§ **STORED DATA**:
* * * *

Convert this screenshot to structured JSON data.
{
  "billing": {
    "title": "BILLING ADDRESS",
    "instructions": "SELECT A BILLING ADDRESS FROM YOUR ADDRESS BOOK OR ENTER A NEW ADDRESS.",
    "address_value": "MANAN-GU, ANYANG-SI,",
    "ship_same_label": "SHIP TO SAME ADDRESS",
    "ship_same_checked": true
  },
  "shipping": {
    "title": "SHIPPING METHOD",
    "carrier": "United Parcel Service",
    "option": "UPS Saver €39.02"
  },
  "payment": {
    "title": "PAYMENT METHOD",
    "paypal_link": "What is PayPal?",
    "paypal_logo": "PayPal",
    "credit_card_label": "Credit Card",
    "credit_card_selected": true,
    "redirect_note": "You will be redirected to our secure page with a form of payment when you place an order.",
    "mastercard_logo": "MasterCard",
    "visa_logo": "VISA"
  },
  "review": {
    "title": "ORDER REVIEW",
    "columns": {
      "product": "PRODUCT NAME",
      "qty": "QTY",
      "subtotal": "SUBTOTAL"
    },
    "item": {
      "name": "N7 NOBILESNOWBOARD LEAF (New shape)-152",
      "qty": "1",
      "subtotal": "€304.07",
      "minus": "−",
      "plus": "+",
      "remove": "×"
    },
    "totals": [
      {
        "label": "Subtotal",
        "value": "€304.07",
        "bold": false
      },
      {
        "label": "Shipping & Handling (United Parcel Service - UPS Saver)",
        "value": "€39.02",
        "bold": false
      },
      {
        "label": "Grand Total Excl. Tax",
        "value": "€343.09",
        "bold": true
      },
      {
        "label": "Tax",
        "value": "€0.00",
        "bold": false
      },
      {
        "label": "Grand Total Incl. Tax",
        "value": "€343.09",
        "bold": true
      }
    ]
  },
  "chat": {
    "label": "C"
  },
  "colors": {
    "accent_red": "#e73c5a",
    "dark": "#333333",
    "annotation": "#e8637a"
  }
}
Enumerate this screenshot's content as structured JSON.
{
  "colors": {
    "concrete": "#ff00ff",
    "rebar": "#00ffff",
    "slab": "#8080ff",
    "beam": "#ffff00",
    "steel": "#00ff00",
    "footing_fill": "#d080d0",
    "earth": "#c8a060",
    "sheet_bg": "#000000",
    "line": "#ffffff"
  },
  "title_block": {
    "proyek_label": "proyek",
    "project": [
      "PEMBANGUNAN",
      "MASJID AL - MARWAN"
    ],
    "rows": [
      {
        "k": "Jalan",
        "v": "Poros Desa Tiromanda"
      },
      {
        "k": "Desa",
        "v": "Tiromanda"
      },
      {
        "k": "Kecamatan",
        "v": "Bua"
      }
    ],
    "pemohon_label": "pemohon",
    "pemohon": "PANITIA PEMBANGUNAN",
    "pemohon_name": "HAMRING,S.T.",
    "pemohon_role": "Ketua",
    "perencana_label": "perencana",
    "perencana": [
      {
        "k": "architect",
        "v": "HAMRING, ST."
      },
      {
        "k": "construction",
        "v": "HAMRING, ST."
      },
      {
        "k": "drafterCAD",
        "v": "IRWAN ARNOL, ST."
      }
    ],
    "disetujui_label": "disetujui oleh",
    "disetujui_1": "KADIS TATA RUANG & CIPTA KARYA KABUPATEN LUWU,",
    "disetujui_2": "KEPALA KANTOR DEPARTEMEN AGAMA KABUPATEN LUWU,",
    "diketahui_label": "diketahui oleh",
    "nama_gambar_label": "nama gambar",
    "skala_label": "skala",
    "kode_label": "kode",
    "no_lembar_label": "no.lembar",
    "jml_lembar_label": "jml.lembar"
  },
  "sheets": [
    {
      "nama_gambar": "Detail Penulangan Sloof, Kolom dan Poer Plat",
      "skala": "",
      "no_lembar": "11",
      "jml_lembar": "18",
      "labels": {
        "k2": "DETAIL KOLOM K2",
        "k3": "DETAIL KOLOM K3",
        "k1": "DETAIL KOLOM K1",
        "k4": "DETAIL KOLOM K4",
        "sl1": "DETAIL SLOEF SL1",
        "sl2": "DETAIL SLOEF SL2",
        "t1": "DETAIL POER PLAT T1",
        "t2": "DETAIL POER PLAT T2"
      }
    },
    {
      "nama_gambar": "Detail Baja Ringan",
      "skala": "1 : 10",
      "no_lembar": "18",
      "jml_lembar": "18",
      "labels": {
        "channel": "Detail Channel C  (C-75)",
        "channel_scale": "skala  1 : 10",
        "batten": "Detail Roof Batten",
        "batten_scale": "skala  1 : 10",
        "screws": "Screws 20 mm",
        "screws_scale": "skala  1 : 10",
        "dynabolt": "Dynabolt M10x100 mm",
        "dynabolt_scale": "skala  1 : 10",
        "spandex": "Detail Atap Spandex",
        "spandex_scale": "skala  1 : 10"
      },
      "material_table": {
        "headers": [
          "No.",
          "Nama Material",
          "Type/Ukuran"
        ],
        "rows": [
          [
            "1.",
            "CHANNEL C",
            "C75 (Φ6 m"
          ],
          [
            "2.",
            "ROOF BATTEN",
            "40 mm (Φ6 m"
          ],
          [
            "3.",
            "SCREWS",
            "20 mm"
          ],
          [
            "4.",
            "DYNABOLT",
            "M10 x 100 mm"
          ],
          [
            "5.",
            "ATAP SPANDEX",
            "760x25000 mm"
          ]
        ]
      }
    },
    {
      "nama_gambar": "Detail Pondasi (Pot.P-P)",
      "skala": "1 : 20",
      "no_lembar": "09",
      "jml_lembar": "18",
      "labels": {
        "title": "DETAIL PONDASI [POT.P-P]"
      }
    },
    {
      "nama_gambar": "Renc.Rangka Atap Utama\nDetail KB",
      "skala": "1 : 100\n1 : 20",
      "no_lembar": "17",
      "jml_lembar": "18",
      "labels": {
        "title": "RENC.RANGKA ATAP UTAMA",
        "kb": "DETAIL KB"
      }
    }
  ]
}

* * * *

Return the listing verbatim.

§ **RESULT FOR THIS TASK**:
Convert this screenshot to structured JSON data.
{
  "billing": {
    "title": "BILLING ADDRESS",
    "instructions": "SELECT A BILLING ADDRESS FROM YOUR ADDRESS BOOK OR ENTER A NEW ADDRESS.",
    "address_value": "MANAN-GU, ANYANG-SI,",
    "ship_same_label": "SHIP TO SAME ADDRESS",
    "ship_same_checked": true
  },
  "shipping": {
    "title": "SHIPPING METHOD",
    "carrier": "United Parcel Service",
    "option": "UPS Saver €39.02"
  },
  "payment": {
    "title": "PAYMENT METHOD",
    "paypal_link": "What is PayPal?",
    "paypal_logo": "PayPal",
    "credit_card_label": "Credit Card",
    "credit_card_selected": true,
    "redirect_note": "You will be redirected to our secure page with a form of payment when you place an order.",
    "mastercard_logo": "MasterCard",
    "visa_logo": "VISA"
  },
  "review": {
    "title": "ORDER REVIEW",
    "columns": {
      "product": "PRODUCT NAME",
      "qty": "QTY",
      "subtotal": "SUBTOTAL"
    },
    "item": {
      "name": "N7 NOBILESNOWBOARD LEAF (New shape)-152",
      "qty": "1",
      "subtotal": "€304.07",
      "minus": "−",
      "plus": "+",
      "remove": "×"
    },
    "totals": [
      {
        "label": "Subtotal",
        "value": "€304.07",
        "bold": false
      },
      {
        "label": "Shipping & Handling (United Parcel Service - UPS Saver)",
        "value": "€39.02",
        "bold": false
      },
      {
        "label": "Grand Total Excl. Tax",
        "value": "€343.09",
        "bold": true
      },
      {
        "label": "Tax",
        "value": "€0.00",
        "bold": false
      },
      {
        "label": "Grand Total Incl. Tax",
        "value": "€343.09",
        "bold": true
      }
    ]
  },
  "chat": {
    "label": "C"
  },
  "colors": {
    "accent_red": "#e73c5a",
    "dark": "#333333",
    "annotation": "#e8637a"
  }
}
Enumerate this screenshot's content as structured JSON.
{
  "colors": {
    "concrete": "#ff00ff",
    "rebar": "#00ffff",
    "slab": "#8080ff",
    "beam": "#ffff00",
    "steel": "#00ff00",
    "footing_fill": "#d080d0",
    "earth": "#c8a060",
    "sheet_bg": "#000000",
    "line": "#ffffff"
  },
  "title_block": {
    "proyek_label": "proyek",
    "project": [
      "PEMBANGUNAN",
      "MASJID AL - MARWAN"
    ],
    "rows": [
      {
        "k": "Jalan",
        "v": "Poros Desa Tiromanda"
      },
      {
        "k": "Desa",
        "v": "Tiromanda"
      },
      {
        "k": "Kecamatan",
        "v": "Bua"
      }
    ],
    "pemohon_label": "pemohon",
    "pemohon": "PANITIA PEMBANGUNAN",
    "pemohon_name": "HAMRING,S.T.",
    "pemohon_role": "Ketua",
    "perencana_label": "perencana",
    "perencana": [
      {
        "k": "architect",
        "v": "HAMRING, ST."
      },
      {
        "k": "construction",
        "v": "HAMRING, ST."
      },
      {
        "k": "drafterCAD",
        "v": "IRWAN ARNOL, ST."
      }
    ],
    "disetujui_label": "disetujui oleh",
    "disetujui_1": "KADIS TATA RUANG & CIPTA KARYA KABUPATEN LUWU,",
    "disetujui_2": "KEPALA KANTOR DEPARTEMEN AGAMA KABUPATEN LUWU,",
    "diketahui_label": "diketahui oleh",
    "nama_gambar_label": "nama gambar",
    "skala_label": "skala",
    "kode_label": "kode",
    "no_lembar_label": "no.lembar",
    "jml_lembar_label": "jml.lembar"
  },
  "sheets": [
    {
      "nama_gambar": "Detail Penulangan Sloof, Kolom dan Poer Plat",
      "skala": "",
      "no_lembar": "11",
      "jml_lembar": "18",
      "labels": {
        "k2": "DETAIL KOLOM K2",
        "k3": "DETAIL KOLOM K3",
        "k1": "DETAIL KOLOM K1",
        "k4": "DETAIL KOLOM K4",
        "sl1": "DETAIL SLOEF SL1",
        "sl2": "DETAIL SLOEF SL2",
        "t1": "DETAIL POER PLAT T1",
        "t2": "DETAIL POER PLAT T2"
      }
    },
    {
      "nama_gambar": "Detail Baja Ringan",
      "skala": "1 : 10",
      "no_lembar": "18",
      "jml_lembar": "18",
      "labels": {
        "channel": "Detail Channel C  (C-75)",
        "channel_scale": "skala  1 : 10",
        "batten": "Detail Roof Batten",
        "batten_scale": "skala  1 : 10",
        "screws": "Screws 20 mm",
        "screws_scale": "skala  1 : 10",
        "dynabolt": "Dynabolt M10x100 mm",
        "dynabolt_scale": "skala  1 : 10",
        "spandex": "Detail Atap Spandex",
        "spandex_scale": "skala  1 : 10"
      },
      "material_table": {
        "headers": [
          "No.",
          "Nama Material",
          "Type/Ukuran"
        ],
        "rows": [
          [
            "1.",
            "CHANNEL C",
            "C75 (Φ6 m"
          ],
          [
            "2.",
            "ROOF BATTEN",
            "40 mm (Φ6 m"
          ],
          [
            "3.",
            "SCREWS",
            "20 mm"
          ],
          [
            "4.",
            "DYNABOLT",
            "M10 x 100 mm"
          ],
          [
            "5.",
            "ATAP SPANDEX",
            "760x25000 mm"
          ]
        ]
      }
    },
    {
      "nama_gambar": "Detail Pondasi (Pot.P-P)",
      "skala": "1 : 20",
      "no_lembar": "09",
      "jml_lembar": "18",
      "labels": {
        "title": "DETAIL PONDASI [POT.P-P]"
      }
    },
    {
      "nama_gambar": "Renc.Rangka Atap Utama\nDetail KB",
      "skala": "1 : 100\n1 : 20",
      "no_lembar": "17",
      "jml_lembar": "18",
      "labels": {
        "title": "RENC.RANGKA ATAP UTAMA",
        "kb": "DETAIL KB"
      }
    }
  ]
}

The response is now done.